“A not so silent night” proved to be just that: we shined a light on mental health!
On Thursday, December 9th in downtown D.C., OMM hosted a meaningful event filled with powerful stories on mental health from our community.
Thank you to the students, school staff, family, and community members, especially from our three major school district partners (Fairfax County Public Schools, Montgomery County Public Schools and DC Public Schools) who were able to attend the event! A Not So Silent Night 2021 would not have been a success without your supportive presence.
Couldn’t make it? View the photo library or watch the event video!
highlights of A Not So Silent Night 2021 below!
Upon arriving, attendees were able to speak with and hear directly about the impact clubs are making in their communities from Battlefield High School, Frost Middle School, Quince Orchard High School, and Woodson High School. Additionally, guests were able to interact with a visual display about OMM’s new partnership and club expansion into D.C. Public Schools.
teen advisory council
If interacting directly with student leaders and club sponsors wasn’t inspiring enough. Guests had the opportunity to meet three members from OMM’s Teen Advisory Council (TAC) that was launched in August 2021. TAC members Ava Belmont, CJ Crombie, and Kheira Bekkadjak shared more about how student voices are helping to shape the future OMM goals and programming!
DIANE ROSS (emcee), board member & co-sponsor at Chantilly High school
Diane Ross served as our fabulous emcee for the evening. She introduced our amazing line-up which consisted of student keynote speaker Almu Nunez, our executive director Lauren Anderson, and student leader Jada Bromberg. As Diane aptly states, the students are doing “extraordinary work and they are striving to become part of something so much larger than themselves, a movement that really sheds the light on mental health.”
ALMU NUNEZ (STUDENT KEYNOTE SPEAKER), Co-President of the Rams OMM Club at James W. Robinson Jr. Secondary School
We are so inspired by Almu Nunez when she spoke about her difficult mental health journey from surviving severe bullying and sexual assault. Almu had a powerful reflection about suicide: “People have this perception that suicidal people just don’t care about the people around them. But, after me thinking that suicide was the best option for me, I can say that we care too much. We care too much about what people think, what they will say or how they would react.”
She has been part of OMM since 2019, when her school social worker Ms. Levy encouraged her to attend an OMM club meeting after school – and there, she found herself in a place where she felt like she was heard.
Almu finished her speech on a powerful note. “I wanted to take the time now to thank Our Minds Matter for assisting and helping people like me find hope because you guys really make me feel like I am enough. I don’t have to be anything, I don’t have to pretend I can just be Almu. But most importantly, thanks to me. Life might have put me down, shattered me, thrown me against the wall but it was my perfect excuse for a renovation. My wounds are almost done scarring my tears are almost dry, my eyes are shining brighter than ever and my heart, my heart is still beating.” We can all learn from Almu to be that person who truly listens to others, to seek support from people who care, and to find the strength within us to carry on.

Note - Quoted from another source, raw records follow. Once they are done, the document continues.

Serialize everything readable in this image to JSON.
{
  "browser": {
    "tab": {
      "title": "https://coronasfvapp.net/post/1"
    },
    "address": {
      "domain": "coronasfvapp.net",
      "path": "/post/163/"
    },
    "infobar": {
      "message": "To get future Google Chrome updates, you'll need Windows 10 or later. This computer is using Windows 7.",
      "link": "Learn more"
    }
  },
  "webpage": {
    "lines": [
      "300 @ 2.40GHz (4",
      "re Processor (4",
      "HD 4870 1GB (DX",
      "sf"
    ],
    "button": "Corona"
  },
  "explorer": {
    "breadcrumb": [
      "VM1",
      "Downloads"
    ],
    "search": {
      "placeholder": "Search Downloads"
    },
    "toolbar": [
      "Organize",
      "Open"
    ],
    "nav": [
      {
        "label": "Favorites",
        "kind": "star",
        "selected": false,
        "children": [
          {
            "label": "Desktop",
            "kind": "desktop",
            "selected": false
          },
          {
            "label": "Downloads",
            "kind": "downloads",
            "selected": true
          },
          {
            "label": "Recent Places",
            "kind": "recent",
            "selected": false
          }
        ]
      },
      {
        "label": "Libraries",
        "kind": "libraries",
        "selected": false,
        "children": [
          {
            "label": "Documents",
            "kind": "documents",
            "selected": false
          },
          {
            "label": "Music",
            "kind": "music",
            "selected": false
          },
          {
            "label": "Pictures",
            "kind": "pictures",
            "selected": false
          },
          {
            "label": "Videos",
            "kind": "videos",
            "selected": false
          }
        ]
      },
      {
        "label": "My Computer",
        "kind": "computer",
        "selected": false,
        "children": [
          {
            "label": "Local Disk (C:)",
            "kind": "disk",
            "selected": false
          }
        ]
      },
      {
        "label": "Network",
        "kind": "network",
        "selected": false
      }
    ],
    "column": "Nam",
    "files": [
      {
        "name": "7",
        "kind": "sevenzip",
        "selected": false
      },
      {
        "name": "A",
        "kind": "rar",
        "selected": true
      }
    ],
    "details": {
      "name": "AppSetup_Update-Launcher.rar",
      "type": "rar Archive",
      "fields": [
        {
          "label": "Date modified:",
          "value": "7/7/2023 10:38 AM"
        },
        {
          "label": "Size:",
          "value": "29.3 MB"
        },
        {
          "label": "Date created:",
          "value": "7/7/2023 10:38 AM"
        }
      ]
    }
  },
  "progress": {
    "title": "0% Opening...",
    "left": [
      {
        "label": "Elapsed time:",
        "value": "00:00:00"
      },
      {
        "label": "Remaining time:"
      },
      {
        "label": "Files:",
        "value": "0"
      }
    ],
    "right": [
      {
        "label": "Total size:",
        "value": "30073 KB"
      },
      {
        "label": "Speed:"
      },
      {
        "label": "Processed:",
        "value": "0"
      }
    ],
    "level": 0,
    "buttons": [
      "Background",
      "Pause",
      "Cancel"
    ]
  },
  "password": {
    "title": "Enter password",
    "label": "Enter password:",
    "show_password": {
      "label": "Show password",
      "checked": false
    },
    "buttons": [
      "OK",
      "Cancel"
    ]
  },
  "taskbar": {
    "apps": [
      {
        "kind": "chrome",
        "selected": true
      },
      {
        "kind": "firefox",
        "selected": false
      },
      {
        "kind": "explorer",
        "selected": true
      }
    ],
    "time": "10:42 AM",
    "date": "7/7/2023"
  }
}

We had a quick Superhuman pose demonstration from Almu and Diane. Strike a Superhuman pose now to feel that extra surge of courage!
LAUREN ANDERSON, CO-FOUNDER & EXECUTIVE DIRECTOR
Our executive director Lauren Anderson emphasized the importance of mental health since we are currently living in a dual pandemic of COVID and deteriorating mental health. She shared that the U.S. Surgeon General issued an advisory on the youth mental health crisis. Lauren called us to action, saying that we can all be part of a radical movement to prioritize mental health by raising awareness, normalizing discussions and treatments, and creating safety plans for suicidal feelings. We can keep her words in mind and be the change around mental health that we want to see. “Use that inspiration to drive action and change in how you as an individual view and prioritize mental health.”
JADA BROMBERG, STUDENT LEADER at Woodson high school AND SONGWRITER
Jada Bromberg wrapped up our evening with her original music, a beautiful song that she specifically wrote for the event titled “A Not So Silent Night With You”. Jada’s music is inspired by her mental health experience after she was diagnosed with depression and anxiety. She wants to break down the stigma around mental health through her songs and remind people that they are not alone in their mental health struggles.
We are so grateful that we could gather safely in-person to celebrate our shared commitment to ending teen suicide.
OMM extends gratitude to our generous sponsors who make our work and this event possible!
We hope to see you at future OMM in-person events once we can gather safely again.